** Opening DATA TO EXAMINE block **
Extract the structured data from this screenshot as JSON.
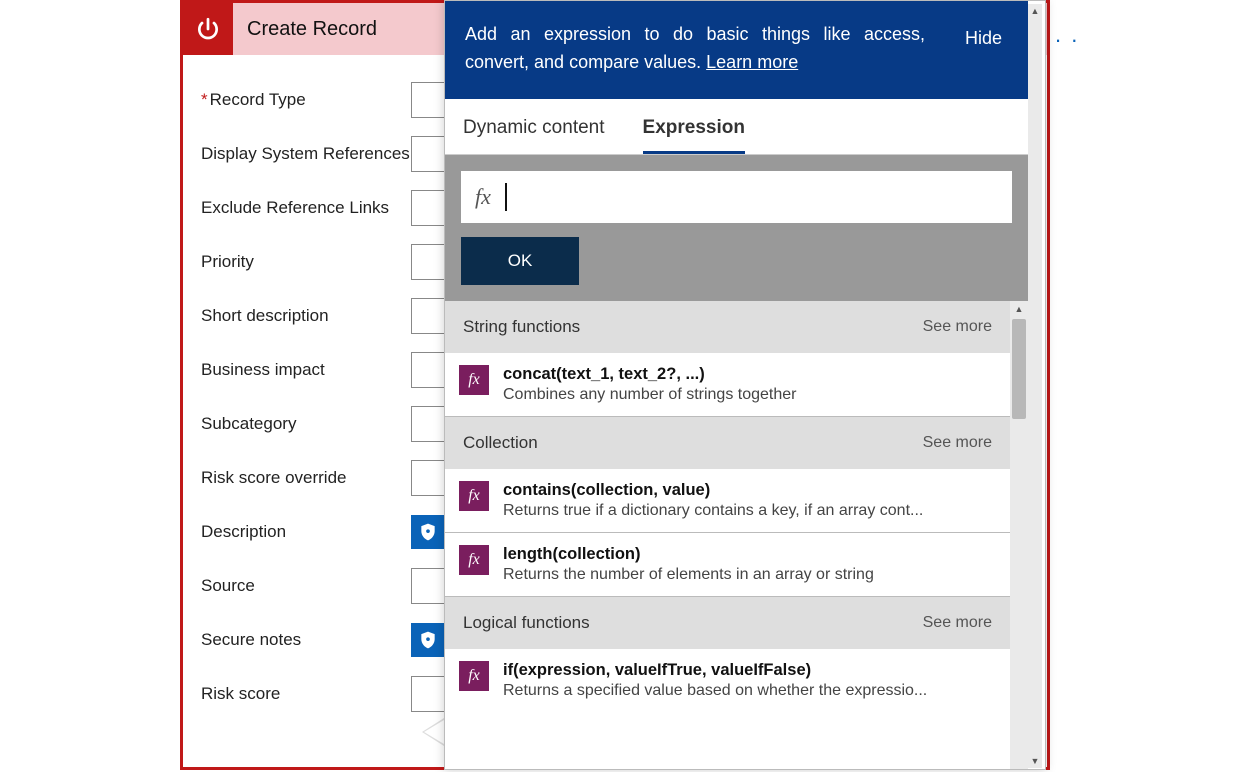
{
  "card": {
    "title": "Create Record",
    "fields": [
      {
        "label": "Record Type",
        "required": true,
        "shield": false
      },
      {
        "label": "Display System References",
        "required": false,
        "shield": false
      },
      {
        "label": "Exclude Reference Links",
        "required": false,
        "shield": false
      },
      {
        "label": "Priority",
        "required": false,
        "shield": false
      },
      {
        "label": "Short description",
        "required": false,
        "shield": false
      },
      {
        "label": "Business impact",
        "required": false,
        "shield": false
      },
      {
        "label": "Subcategory",
        "required": false,
        "shield": false
      },
      {
        "label": "Risk score override",
        "required": false,
        "shield": false
      },
      {
        "label": "Description",
        "required": false,
        "shield": true
      },
      {
        "label": "Source",
        "required": false,
        "shield": false
      },
      {
        "label": "Secure notes",
        "required": false,
        "shield": true
      },
      {
        "label": "Risk score",
        "required": false,
        "shield": false
      }
    ]
  },
  "popup": {
    "banner_text": "Add an expression to do basic things like access, convert, and compare values.",
    "learn_more": "Learn more",
    "hide": "Hide",
    "tabs": {
      "dynamic": "Dynamic content",
      "expression": "Expression",
      "active": "expression"
    },
    "fx_label": "fx",
    "ok": "OK",
    "see_more": "See more",
    "categories": [
      {
        "name": "String functions",
        "items": [
          {
            "sig": "concat(text_1, text_2?, ...)",
            "desc": "Combines any number of strings together"
          }
        ]
      },
      {
        "name": "Collection",
        "items": [
          {
            "sig": "contains(collection, value)",
            "desc": "Returns true if a dictionary contains a key, if an array cont..."
          },
          {
            "sig": "length(collection)",
            "desc": "Returns the number of elements in an array or string"
          }
        ]
      },
      {
        "name": "Logical functions",
        "items": [
          {
            "sig": "if(expression, valueIfTrue, valueIfFalse)",
            "desc": "Returns a specified value based on whether the expressio..."
          }
        ]
      }
    ]
  }
}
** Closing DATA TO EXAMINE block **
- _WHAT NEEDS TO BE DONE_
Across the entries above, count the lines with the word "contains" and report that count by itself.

- _ANSWER TO THIS TASK_
2